WORK INSTRUCTION: A word-for-word copy of the data, pictures excluded, is what this task asks for.
──────── EXERCISE MATERIALS
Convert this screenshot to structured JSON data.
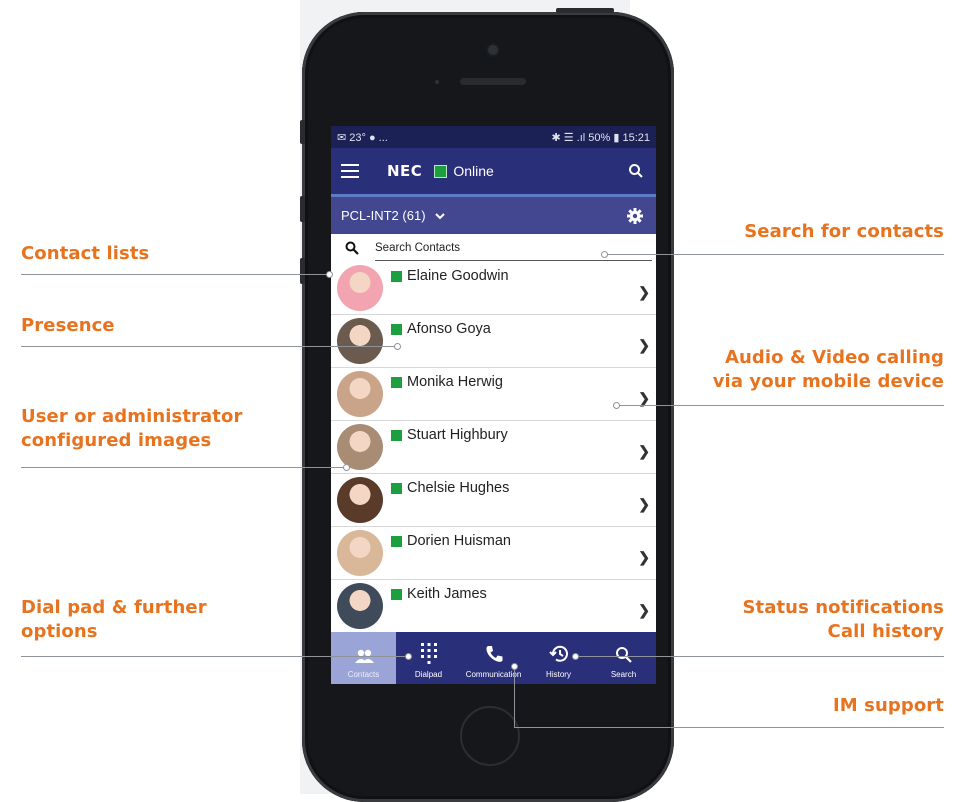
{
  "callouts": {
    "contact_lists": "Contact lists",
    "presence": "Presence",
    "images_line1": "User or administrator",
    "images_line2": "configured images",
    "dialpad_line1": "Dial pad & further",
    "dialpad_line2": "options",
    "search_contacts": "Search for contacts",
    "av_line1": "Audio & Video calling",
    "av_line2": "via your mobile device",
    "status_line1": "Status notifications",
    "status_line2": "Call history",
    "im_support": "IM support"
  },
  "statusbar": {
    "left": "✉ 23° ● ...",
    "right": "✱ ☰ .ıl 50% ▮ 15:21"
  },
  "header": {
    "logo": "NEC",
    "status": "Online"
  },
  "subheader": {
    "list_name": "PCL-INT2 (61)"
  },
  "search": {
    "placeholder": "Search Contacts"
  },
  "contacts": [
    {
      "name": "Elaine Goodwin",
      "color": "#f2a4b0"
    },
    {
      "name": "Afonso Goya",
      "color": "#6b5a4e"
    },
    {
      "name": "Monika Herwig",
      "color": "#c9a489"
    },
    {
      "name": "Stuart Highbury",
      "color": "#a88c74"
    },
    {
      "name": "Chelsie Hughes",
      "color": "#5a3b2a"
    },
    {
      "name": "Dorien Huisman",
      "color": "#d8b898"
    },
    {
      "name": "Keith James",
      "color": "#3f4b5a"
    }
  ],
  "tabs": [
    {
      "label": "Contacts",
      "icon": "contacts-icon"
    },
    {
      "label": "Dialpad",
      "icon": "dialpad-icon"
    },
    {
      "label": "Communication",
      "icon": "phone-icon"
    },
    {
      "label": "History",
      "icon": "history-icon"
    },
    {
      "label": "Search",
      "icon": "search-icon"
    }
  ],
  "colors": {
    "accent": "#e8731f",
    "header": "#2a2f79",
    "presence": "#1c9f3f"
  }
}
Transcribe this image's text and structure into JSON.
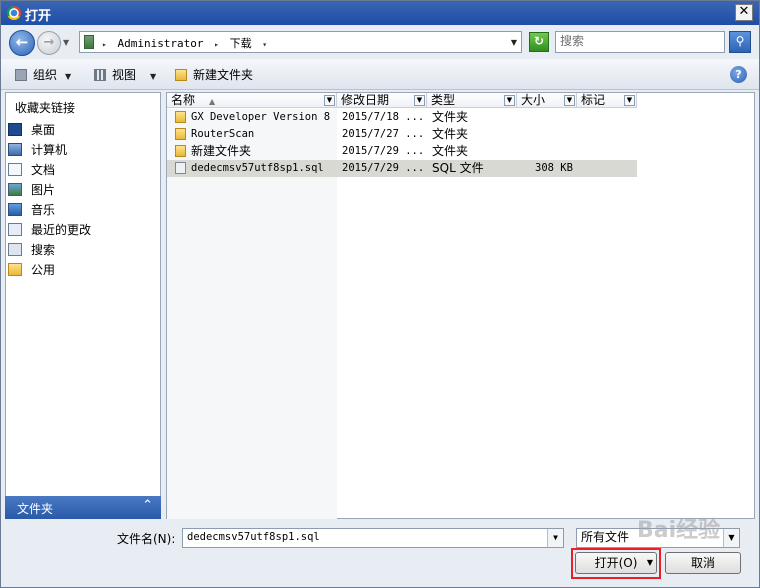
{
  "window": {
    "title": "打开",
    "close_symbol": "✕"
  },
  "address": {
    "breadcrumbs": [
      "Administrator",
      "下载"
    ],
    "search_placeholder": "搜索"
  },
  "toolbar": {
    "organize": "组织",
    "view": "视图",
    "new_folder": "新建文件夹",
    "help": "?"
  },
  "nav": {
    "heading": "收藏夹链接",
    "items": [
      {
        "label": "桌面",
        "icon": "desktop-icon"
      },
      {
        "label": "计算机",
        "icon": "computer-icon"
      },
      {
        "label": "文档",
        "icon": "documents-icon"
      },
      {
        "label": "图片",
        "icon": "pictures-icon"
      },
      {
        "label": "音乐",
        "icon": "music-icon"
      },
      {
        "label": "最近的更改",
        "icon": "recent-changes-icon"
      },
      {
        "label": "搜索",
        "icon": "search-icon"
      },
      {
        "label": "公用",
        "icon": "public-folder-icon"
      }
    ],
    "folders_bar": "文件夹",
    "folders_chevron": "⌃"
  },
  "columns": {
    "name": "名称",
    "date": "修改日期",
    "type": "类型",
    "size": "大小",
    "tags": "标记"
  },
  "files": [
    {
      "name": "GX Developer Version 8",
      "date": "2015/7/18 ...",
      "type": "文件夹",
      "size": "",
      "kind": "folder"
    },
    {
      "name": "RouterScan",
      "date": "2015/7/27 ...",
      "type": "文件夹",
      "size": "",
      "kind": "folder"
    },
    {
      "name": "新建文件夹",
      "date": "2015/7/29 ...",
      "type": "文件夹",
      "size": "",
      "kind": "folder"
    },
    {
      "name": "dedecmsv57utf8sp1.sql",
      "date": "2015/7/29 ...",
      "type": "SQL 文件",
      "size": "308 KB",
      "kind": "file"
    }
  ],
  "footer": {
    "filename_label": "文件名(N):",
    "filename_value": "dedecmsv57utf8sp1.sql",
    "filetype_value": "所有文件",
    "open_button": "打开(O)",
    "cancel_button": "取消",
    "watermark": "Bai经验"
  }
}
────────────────
WRITTEN REPLY:
Convert this screenshot to structured JSON data.
{
  "callouts": {
    "contact_lists": "Contact lists",
    "presence": "Presence",
    "images_line1": "User or administrator",
    "images_line2": "configured images",
    "dialpad_line1": "Dial pad & further",
    "dialpad_line2": "options",
    "search_contacts": "Search for contacts",
    "av_line1": "Audio & Video calling",
    "av_line2": "via your mobile device",
    "status_line1": "Status notifications",
    "status_line2": "Call history",
    "im_support": "IM support"
  },
  "statusbar": {
    "left": "✉ 23° ● ...",
    "right": "✱ ☰ .ıl 50% ▮ 15:21"
  },
  "header": {
    "logo": "NEC",
    "status": "Online"
  },
  "subheader": {
    "list_name": "PCL-INT2 (61)"
  },
  "search": {
    "placeholder": "Search Contacts"
  },
  "contacts": [
    {
      "name": "Elaine Goodwin",
      "color": "#f2a4b0"
    },
    {
      "name": "Afonso Goya",
      "color": "#6b5a4e"
    },
    {
      "name": "Monika Herwig",
      "color": "#c9a489"
    },
    {
      "name": "Stuart Highbury",
      "color": "#a88c74"
    },
    {
      "name": "Chelsie Hughes",
      "color": "#5a3b2a"
    },
    {
      "name": "Dorien Huisman",
      "color": "#d8b898"
    },
    {
      "name": "Keith James",
      "color": "#3f4b5a"
    }
  ],
  "tabs": [
    {
      "label": "Contacts",
      "icon": "contacts-icon"
    },
    {
      "label": "Dialpad",
      "icon": "dialpad-icon"
    },
    {
      "label": "Communication",
      "icon": "phone-icon"
    },
    {
      "label": "History",
      "icon": "history-icon"
    },
    {
      "label": "Search",
      "icon": "search-icon"
    }
  ],
  "colors": {
    "accent": "#e8731f",
    "header": "#2a2f79",
    "presence": "#1c9f3f"
  }
}
Transcribe this image's text and structure into JSON.
{
  "window": {
    "title": "打开",
    "close_symbol": "✕"
  },
  "address": {
    "breadcrumbs": [
      "Administrator",
      "下载"
    ],
    "search_placeholder": "搜索"
  },
  "toolbar": {
    "organize": "组织",
    "view": "视图",
    "new_folder": "新建文件夹",
    "help": "?"
  },
  "nav": {
    "heading": "收藏夹链接",
    "items": [
      {
        "label": "桌面",
        "icon": "desktop-icon"
      },
      {
        "label": "计算机",
        "icon": "computer-icon"
      },
      {
        "label": "文档",
        "icon": "documents-icon"
      },
      {
        "label": "图片",
        "icon": "pictures-icon"
      },
      {
        "label": "音乐",
        "icon": "music-icon"
      },
      {
        "label": "最近的更改",
        "icon": "recent-changes-icon"
      },
      {
        "label": "搜索",
        "icon": "search-icon"
      },
      {
        "label": "公用",
        "icon": "public-folder-icon"
      }
    ],
    "folders_bar": "文件夹",
    "folders_chevron": "⌃"
  },
  "columns": {
    "name": "名称",
    "date": "修改日期",
    "type": "类型",
    "size": "大小",
    "tags": "标记"
  },
  "files": [
    {
      "name": "GX Developer Version 8",
      "date": "2015/7/18 ...",
      "type": "文件夹",
      "size": "",
      "kind": "folder"
    },
    {
      "name": "RouterScan",
      "date": "2015/7/27 ...",
      "type": "文件夹",
      "size": "",
      "kind": "folder"
    },
    {
      "name": "新建文件夹",
      "date": "2015/7/29 ...",
      "type": "文件夹",
      "size": "",
      "kind": "folder"
    },
    {
      "name": "dedecmsv57utf8sp1.sql",
      "date": "2015/7/29 ...",
      "type": "SQL 文件",
      "size": "308 KB",
      "kind": "file"
    }
  ],
  "footer": {
    "filename_label": "文件名(N):",
    "filename_value": "dedecmsv57utf8sp1.sql",
    "filetype_value": "所有文件",
    "open_button": "打开(O)",
    "cancel_button": "取消",
    "watermark": "Bai经验"
  }
}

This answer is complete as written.